The Wealth Gap Between Older and Younger Adults Gets Even Bigger
Adding more fuel in the "Sucks to Be Us" or "Generation Jobless" vein, a new analysis of Census data from the Pew Research Center finds the wealth gap between older and younger adults gets even bigger, the Associated Press reported.
Adding more fuel in the "Sucks to Be Us" or "Generation Jobless" vein, a new analysis of Census data from the Pew Research Center finds the wealth gap between older and younger adults gets even bigger, the Associated Press reported. This won't be news to Millenials occupying their old bedrooms back at their parent's home, who, as Noreen Malone pointed out in her New York magazine story, are already coming to grips with the notion that they might not be better off than the previous generation. But the Pew analysis looks stark:
As a result of these divergent trends, in 2009 the typical household headed by someone in the older age group had 47 times as much net wealth as the typical household headed by someone in the younger age group–$170,494 versus $3,662 (all figures expressed in 2010 dollars). Back in 1984, this had been a less lopsided ten-to-one ratio.
In this analysis, Pew Research divides Americans into the 65 year-old and older group and the 35 year-old and younger group. Unsurprisingly, as you can see from the chart, the 65 year-olds have traditionally done better than 35 year-old age group, but it's huge, divergent trends that look worrisome, as the Associated Press reports from the Pew data:
The 47-to-1 wealth gap between old and young is believed by demographers to be the highest ever, even predating government records.
As root causes, Pew Research singles out housing, specifically declining home equity. And there are plenty of indicators to look to. Last week, for instance, a new report showed that the average student loan debt for recent graduates was estimated at $25,250, up 5 percent from last year. Or, as The Wall Street Journal pointed to today in their depressingly named "Generation Jobless" series, unemployment for those under the age of 24 means youth have already lost ground in earnings:

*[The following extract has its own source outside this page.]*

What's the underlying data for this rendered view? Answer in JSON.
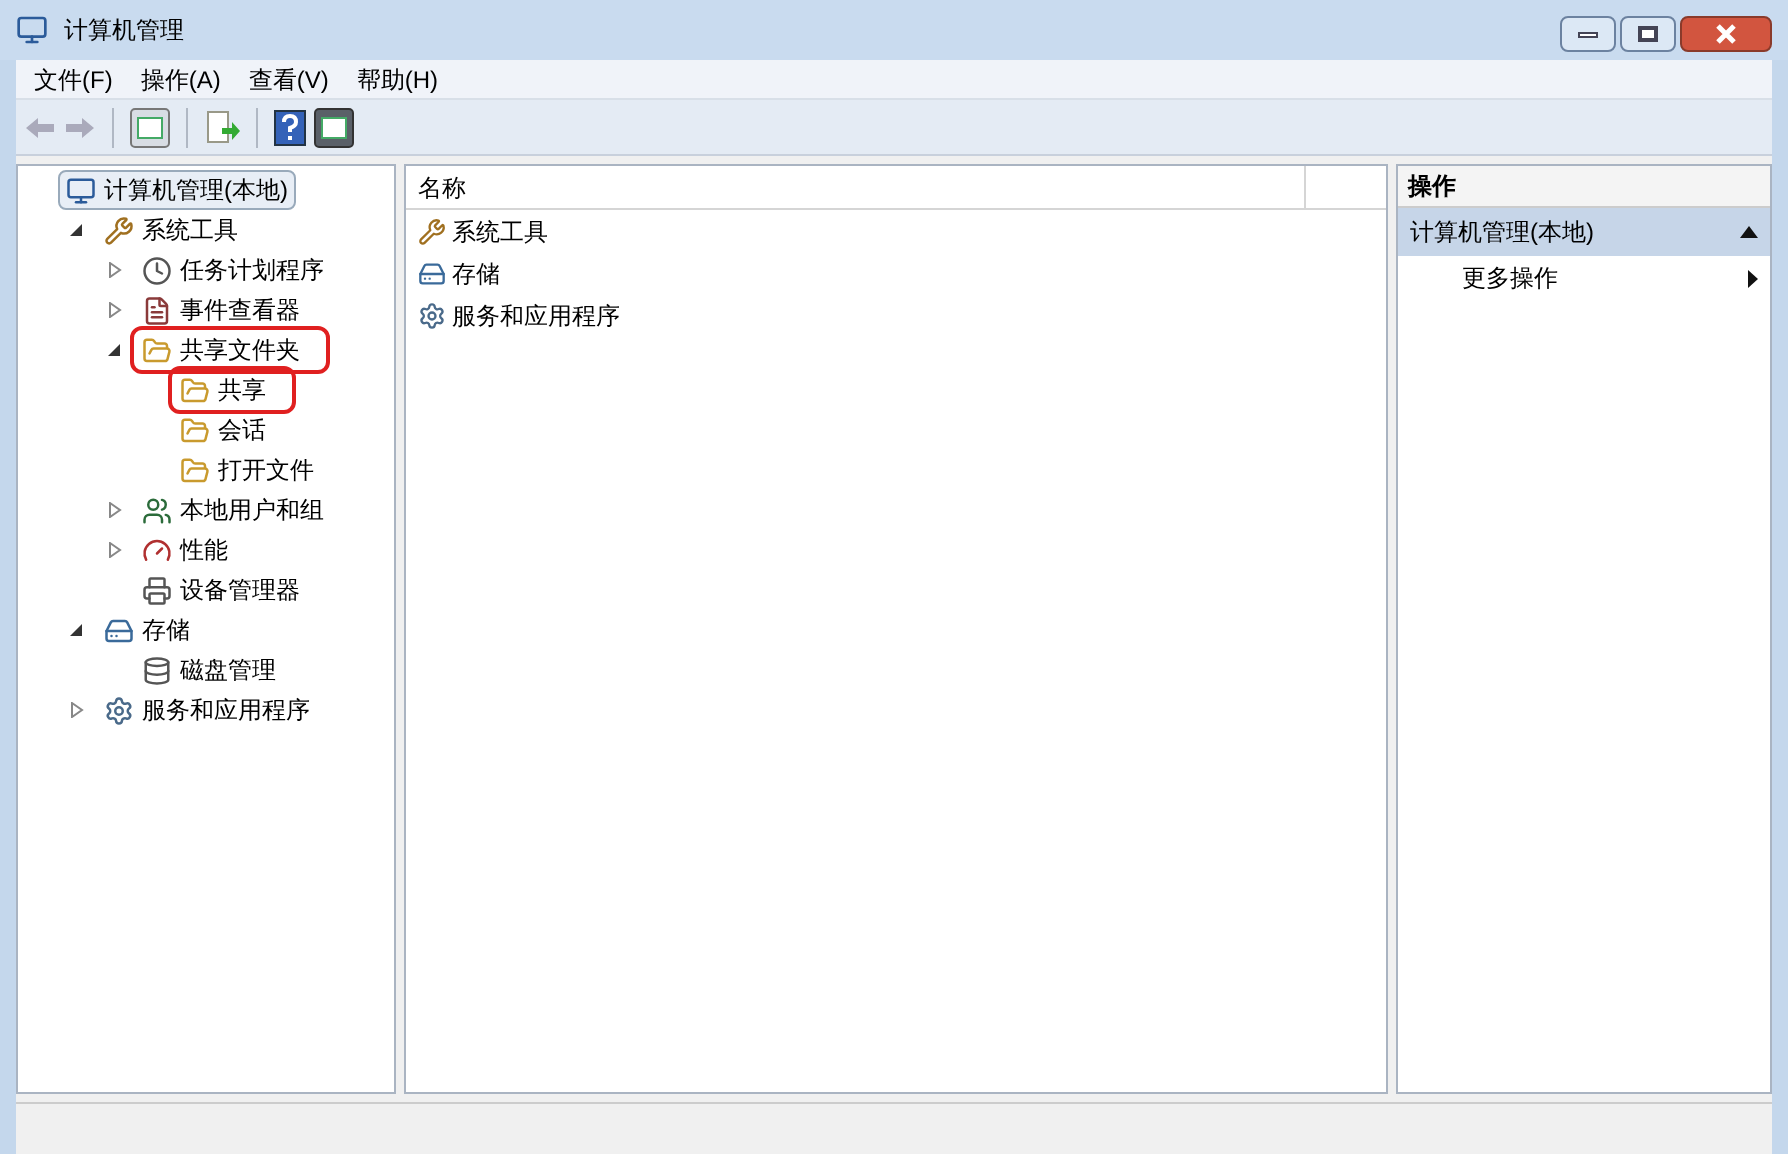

The unemployment rate has been above 16% for 32 months—and counting. For 29 of those months, the rate has been above 17%, reaching a record 19.5% in April of last year.
...If history is a guide, when today's young graduates do find a job, they will earn 9% less on average than if they had finished college in better times, according to a recent Columbia University study.